Gearhead Picks: All Chalk No Action Hangboard
Zach Blessing’s Favorite Way to Train for Climbing
Climbing is way more fun when you feel strong. Hangboarding is a great way to train for climbing, whether it’s for an upcoming climbing trip to Yosemite or for your local climbing project. In this episode of Gearhead Picks, avid climber and Backcountry Gearhead Zach Blessing talks about the hangboard he uses to train, our very own Backcountry x So iLL All Chalk No Action Hangboard.
Welcome to Gearhead picks. I’m Zach Blessing, a backcountry Gearhead and an avid climber. I’ve climbed in Yosemite to Moab and everywhere in between.
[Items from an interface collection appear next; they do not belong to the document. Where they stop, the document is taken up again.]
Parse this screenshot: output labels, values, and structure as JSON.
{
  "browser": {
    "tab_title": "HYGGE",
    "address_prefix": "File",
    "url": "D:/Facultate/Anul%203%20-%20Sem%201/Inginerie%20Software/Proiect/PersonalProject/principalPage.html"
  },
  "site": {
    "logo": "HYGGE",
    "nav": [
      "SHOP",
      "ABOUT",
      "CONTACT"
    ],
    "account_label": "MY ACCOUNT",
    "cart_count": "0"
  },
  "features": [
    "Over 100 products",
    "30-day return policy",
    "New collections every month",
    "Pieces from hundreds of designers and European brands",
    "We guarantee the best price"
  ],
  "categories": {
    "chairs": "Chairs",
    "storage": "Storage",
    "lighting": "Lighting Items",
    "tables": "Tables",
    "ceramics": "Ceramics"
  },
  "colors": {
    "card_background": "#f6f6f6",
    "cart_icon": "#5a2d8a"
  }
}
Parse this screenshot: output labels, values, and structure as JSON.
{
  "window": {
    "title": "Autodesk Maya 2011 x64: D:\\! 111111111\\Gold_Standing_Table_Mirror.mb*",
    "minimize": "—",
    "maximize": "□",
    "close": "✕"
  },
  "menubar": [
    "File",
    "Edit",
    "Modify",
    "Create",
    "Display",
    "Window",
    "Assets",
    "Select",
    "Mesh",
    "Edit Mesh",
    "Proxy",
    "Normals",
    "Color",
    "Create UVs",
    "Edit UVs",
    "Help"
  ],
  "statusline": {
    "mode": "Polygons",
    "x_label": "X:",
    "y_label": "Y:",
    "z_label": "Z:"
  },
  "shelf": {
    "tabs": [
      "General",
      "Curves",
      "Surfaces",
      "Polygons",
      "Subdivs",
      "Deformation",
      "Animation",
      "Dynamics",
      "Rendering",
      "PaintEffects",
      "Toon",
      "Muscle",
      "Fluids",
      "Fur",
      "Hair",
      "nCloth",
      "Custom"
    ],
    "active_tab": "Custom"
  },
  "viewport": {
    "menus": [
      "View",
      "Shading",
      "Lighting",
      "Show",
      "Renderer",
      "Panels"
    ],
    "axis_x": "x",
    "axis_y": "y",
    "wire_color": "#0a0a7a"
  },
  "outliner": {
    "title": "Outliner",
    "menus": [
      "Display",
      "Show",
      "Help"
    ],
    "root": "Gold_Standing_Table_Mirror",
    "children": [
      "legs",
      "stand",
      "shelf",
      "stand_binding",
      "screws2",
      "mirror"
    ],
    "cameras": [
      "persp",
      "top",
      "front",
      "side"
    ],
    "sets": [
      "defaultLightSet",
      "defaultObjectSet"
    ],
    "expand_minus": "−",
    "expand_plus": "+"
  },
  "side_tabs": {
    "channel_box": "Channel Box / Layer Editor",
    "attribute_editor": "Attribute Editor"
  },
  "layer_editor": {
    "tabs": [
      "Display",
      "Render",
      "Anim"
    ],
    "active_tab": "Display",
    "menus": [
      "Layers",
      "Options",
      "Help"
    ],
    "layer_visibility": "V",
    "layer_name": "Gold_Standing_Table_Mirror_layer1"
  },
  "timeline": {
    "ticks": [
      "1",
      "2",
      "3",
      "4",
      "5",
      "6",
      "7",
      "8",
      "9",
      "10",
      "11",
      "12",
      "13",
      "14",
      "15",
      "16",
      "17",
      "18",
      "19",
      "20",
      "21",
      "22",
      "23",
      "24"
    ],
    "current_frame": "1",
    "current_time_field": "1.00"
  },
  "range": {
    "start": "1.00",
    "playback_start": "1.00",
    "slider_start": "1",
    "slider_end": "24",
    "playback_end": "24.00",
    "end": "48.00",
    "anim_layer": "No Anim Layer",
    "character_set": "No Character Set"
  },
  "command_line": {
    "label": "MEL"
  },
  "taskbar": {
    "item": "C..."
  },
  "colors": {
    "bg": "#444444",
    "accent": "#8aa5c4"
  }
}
Whether you have your heart set on a climbing trip to Yosemite or are looking for a way to increase your finger strength for your next climbing project, hangboarding is an incredibly effective way to train away from the gym.
My favorite hangboard is our very own Backcountry x So iLL All Chalk No Action hangboard. It was designed in-house with input from us Gearheads, and we incorporated features that are beneficial for any climber to take their training to the next level. Training on a hangboard can benefit climbers of all skill levels. It increases form, finger, and contact strength. This can reduce the likelihood of an injury. It’s also great if you don’t have access to a gym, or if you don’t have the time to get to a gym.
Let’s be honest: when you’re stronger, climbing is a lot more fun. So we’ve created a hangboard that offers a variety of holds like pinches, edges and slopers, and more positive holds. This ensures a well rounded training regimen, but also makes it friendly for new climbers and seasoned veterans alike. We’ve broken from the traditional hangboard design and shifted to an asymmetrical layout. This offset means that your arms are always shoulder width apart as you transition between hold sets. This keeps unnecessary stress and tension off your joints which is critical in training for any sort of climbing excursion. On top of that, we’ve textured the hangboard to simulate the feel of actual rock. It’s made the transition from training to big wall climbing in Yosemite much smoother for me.
Thanks for watching Gearhead Picks. If you have questions about training for your upcoming climbing trip, reach out to our Gearheads or contact Zach directly at firstname.lastname@example.org. Find the Backcountry x So iLL All Chalk No Action Hangboard here.